A Saudi Arabian man made news yesterday for attempting to sell his son on Facebook in order to save his wife and daughter from poverty.
The man, Saud bin Nasser Al Shahry, said that he had been forced into finding a solution after his illegal debt collecting business was shut down and he was denied help by authorities.
The move has sparked controversy over human trafficking issues. Although human trafficking is illegal in Saudi Arabia, the United States Department of State has categorized it as a Tier 3 country. Tier 3 countries are "countries whose governments do not fully comply with the maximum standards and are not making significant efforts to do so."
However, human traffic in Saudi Arabia typically refers to immigrants coming into the country and not to the citizens themselves. The country was categorized in the third tier primarily for its failure to persecute those who are guilty of accepting involuntary servitude.
Al Shahry reported on Facebook that he would be willing to go to court in order to complete that transaction, and in addition to the $20 million dollars, only asked in what city the buyer lived.

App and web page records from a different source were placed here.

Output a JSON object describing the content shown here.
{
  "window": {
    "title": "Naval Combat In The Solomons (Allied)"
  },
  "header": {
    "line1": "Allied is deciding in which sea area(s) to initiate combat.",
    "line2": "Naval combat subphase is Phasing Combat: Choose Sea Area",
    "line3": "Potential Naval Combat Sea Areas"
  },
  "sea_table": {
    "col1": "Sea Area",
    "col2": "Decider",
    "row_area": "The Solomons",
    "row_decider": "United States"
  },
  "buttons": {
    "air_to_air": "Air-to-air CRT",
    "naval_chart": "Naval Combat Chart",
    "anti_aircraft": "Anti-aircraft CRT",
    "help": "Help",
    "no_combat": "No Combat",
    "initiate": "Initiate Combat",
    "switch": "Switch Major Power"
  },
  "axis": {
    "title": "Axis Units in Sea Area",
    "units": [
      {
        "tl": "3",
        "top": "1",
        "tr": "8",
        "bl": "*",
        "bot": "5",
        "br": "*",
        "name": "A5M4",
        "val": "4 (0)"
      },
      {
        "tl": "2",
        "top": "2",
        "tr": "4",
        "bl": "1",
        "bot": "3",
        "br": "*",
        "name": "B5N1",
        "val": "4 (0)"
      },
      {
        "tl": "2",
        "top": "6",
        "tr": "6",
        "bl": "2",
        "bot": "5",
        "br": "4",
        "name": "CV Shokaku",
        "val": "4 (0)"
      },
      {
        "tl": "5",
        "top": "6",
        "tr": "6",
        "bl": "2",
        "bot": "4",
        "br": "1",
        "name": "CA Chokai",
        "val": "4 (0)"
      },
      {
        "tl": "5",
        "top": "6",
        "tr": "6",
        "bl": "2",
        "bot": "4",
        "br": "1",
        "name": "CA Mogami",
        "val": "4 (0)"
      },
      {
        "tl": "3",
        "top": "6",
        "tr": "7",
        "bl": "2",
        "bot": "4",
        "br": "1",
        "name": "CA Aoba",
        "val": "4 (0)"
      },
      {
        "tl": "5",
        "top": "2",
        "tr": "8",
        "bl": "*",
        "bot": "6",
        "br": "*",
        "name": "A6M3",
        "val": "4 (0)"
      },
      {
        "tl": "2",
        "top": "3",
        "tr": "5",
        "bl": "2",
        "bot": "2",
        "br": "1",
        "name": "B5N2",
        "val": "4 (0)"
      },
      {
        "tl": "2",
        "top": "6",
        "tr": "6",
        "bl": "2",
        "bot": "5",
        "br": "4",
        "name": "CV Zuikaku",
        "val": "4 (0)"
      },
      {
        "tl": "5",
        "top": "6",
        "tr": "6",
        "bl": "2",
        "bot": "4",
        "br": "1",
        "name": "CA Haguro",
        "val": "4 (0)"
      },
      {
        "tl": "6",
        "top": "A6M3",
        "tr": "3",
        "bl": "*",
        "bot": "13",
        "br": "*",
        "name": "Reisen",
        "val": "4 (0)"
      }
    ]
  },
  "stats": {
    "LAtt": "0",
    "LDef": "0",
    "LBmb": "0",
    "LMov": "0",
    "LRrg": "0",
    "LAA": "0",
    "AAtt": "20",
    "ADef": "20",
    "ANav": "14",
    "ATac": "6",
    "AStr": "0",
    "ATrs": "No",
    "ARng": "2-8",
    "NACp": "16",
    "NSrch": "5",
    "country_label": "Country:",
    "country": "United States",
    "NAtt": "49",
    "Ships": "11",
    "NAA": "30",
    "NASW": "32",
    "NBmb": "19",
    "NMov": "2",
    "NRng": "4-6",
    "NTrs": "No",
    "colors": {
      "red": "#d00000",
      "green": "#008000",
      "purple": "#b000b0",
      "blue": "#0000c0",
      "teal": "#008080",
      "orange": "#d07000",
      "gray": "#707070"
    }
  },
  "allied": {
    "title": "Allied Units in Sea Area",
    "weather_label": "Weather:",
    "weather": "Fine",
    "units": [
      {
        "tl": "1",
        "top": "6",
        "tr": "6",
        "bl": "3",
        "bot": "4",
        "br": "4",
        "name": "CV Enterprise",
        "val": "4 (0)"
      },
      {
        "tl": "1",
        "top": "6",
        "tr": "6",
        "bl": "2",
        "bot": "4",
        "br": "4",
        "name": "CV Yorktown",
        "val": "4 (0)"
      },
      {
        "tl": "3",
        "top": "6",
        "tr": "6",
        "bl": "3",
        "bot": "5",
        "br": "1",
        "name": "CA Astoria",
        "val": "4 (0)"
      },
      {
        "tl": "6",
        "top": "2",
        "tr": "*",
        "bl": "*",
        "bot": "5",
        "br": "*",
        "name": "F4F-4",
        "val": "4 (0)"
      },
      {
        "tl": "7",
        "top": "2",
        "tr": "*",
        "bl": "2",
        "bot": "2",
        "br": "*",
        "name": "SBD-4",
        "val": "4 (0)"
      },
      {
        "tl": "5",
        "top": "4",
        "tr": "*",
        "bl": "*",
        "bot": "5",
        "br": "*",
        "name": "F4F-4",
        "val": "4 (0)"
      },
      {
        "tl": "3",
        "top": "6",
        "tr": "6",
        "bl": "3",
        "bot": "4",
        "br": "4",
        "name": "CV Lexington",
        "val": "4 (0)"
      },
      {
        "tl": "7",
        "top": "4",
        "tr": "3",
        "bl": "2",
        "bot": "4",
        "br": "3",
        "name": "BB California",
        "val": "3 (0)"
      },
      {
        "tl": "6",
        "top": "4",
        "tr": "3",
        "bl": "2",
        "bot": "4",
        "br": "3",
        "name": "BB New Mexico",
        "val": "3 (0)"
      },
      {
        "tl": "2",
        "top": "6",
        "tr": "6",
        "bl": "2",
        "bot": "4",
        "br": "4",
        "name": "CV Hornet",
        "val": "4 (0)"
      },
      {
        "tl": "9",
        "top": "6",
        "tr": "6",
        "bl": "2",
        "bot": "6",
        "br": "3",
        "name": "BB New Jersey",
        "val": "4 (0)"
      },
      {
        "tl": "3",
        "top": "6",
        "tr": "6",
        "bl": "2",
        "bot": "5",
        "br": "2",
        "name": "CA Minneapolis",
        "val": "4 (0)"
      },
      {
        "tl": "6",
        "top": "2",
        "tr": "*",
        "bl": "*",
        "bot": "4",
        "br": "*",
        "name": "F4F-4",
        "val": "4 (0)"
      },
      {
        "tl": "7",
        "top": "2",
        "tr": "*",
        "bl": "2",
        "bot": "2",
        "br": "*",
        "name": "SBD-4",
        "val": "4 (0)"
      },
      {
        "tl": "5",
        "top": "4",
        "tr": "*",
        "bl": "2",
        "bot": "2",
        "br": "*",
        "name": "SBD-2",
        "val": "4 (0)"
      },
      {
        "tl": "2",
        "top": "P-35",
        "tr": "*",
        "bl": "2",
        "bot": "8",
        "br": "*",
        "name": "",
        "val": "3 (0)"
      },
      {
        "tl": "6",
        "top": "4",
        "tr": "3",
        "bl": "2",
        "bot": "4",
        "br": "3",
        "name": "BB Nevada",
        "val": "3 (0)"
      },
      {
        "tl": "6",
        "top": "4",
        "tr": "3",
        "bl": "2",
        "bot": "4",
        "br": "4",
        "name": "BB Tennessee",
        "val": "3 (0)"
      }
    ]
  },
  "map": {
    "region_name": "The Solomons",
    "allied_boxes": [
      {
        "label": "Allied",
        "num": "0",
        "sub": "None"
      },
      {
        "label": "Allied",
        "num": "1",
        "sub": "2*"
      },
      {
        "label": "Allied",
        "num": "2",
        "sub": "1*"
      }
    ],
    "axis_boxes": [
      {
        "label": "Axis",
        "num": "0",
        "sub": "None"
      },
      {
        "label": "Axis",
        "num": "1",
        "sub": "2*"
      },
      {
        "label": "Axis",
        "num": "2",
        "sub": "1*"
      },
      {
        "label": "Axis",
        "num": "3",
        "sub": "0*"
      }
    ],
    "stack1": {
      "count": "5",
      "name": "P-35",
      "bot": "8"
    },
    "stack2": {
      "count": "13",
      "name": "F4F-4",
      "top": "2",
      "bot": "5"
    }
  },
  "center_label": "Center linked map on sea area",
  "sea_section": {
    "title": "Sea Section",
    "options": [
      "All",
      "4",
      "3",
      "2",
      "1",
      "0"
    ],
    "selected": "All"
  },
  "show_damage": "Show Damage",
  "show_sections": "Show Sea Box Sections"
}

Facebook laws also forbid illegal transactions. According to Facebook’s Statement of Rights and Responsibilities, “You will not post content or take any action on Facebook that infringes or violates someone else’s rights or otherwise violates the law.”
Considering that human trafficking violates both of those clauses, it is unlikely that the sale could be carried out on Facebook, regardless of the restrictions imposed by the Saudi government.
Most Saudi Arabians benefit from government programs, which are geared to reduce poverty. According to Encyclopedia for the Nations, “Saudi citizens are given free education and health care, and all adult Saudis are entitled to a plot of land and a loan of U.S. $80,000 with which to build a house.